Both Conservatives and Labour Have Left the Center Wide Open

Both parties appeal more to their base than to the middle. Somebody is bound to take advantage of that.

British prime minister Theresa May speaks during an international conference about Somalia in London, England, May 11
British prime minister Theresa May speaks during an international conference about Somalia in London, England, May 11 (DoD/Jette Carr)

Before Labour started to catch up with her in the polls, it seemed Theresa May could have it both ways.

The Financial Times argued that her “Global Britain” vision, of free trade and friendship with the rest of the world, was at odds with cutting immigration to an arbitrary tens of thousands and pushing for a “hard” Brexit.

Yet voters seemed to like it. One poll had the Conservatives at nearly 50 percent support. Labour was down to 25 percent as recently as four weeks ago.

The Financial Times warned, though (as did I), that there were policy gaps “in what used to be known as the center ground.” Liberal cosmopolitanism did not have an active voice.

Labour isn’t it

It still doesn’t really. The Liberal Democrats have failed to seize the moment. Their voters, and some of the Greens’, have switched to Labour.

Jeremy Corbyn’s party is hardly the liberal alternative cosmopolitans are desperate for, but what else is there?

His acolytes will inevitably mistake centrist voters’ disillusionment in the Conservative Party for a vindication of their long-held beliefs, but there is no nostalgia for the 1970s in Middle England.

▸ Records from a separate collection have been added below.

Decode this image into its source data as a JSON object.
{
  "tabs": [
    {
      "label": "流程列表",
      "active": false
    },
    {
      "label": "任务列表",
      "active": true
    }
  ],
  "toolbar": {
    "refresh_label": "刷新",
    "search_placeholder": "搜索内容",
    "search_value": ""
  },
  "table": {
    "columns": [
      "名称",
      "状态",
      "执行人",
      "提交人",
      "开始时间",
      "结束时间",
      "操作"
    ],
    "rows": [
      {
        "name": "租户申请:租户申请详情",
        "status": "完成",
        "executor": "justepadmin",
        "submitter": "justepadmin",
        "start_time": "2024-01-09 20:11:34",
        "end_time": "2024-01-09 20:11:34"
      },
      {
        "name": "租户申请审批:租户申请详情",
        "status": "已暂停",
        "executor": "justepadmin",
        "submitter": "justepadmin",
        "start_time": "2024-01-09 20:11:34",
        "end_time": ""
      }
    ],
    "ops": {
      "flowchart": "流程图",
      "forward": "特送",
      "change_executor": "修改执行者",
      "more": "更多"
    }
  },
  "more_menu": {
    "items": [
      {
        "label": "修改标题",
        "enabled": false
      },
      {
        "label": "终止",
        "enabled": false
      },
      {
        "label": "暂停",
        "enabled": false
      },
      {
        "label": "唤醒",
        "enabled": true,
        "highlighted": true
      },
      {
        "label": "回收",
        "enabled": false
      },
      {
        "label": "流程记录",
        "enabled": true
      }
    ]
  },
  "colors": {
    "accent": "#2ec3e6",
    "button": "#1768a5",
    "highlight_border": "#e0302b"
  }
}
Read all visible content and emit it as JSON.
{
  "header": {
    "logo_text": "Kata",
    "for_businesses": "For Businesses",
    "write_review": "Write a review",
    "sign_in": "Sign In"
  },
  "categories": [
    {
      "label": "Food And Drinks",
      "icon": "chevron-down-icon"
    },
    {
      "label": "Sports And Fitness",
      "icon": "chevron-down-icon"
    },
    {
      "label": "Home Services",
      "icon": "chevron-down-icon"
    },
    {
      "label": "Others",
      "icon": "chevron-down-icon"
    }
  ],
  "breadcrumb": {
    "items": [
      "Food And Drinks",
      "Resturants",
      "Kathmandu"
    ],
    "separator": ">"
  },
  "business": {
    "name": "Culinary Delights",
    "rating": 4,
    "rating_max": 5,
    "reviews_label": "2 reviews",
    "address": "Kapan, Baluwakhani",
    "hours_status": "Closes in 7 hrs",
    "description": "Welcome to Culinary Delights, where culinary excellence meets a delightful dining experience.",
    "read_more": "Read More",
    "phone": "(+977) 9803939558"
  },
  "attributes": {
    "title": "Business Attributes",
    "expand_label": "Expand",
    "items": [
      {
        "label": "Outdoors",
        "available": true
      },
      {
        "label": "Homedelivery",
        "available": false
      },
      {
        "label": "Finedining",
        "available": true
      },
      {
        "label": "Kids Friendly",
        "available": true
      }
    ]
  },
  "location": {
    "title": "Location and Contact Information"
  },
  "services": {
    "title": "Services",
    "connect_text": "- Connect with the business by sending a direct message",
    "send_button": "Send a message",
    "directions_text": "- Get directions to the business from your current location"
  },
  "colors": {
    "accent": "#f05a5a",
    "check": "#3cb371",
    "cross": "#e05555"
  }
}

Labour ought to have dumped Corbyn a long time ago and positioned itself as an unambiguously pro-EU, social democratic party. Then it might have actually won this election.

Empty center

As it is, both major parties do more to satisfy their base than appeal to the center. That’s risky.

When Labour veered to left in the 1970s and 80s, it allowed the Conservatives under Margaret Thatcher to shift the center ground to the right. When her successors drifted too far to the right, it created an opening for Tony Blair’s New Labour to define the politics of the early 2000s. It was only when David Cameron “detoxified” the Tory Party that it could win power again two decades later.

The center of British politics lies somewhere between Blair’s Third Way and Cameron’s compassionate conservatism. Brexit, and the setback for liberalism it represents, may have tilted the balance to the right, but every action has a reaction. The Brexit victory is bound to galvanize the 48 percent who voted against leaving the EU.

The question is, where will they go?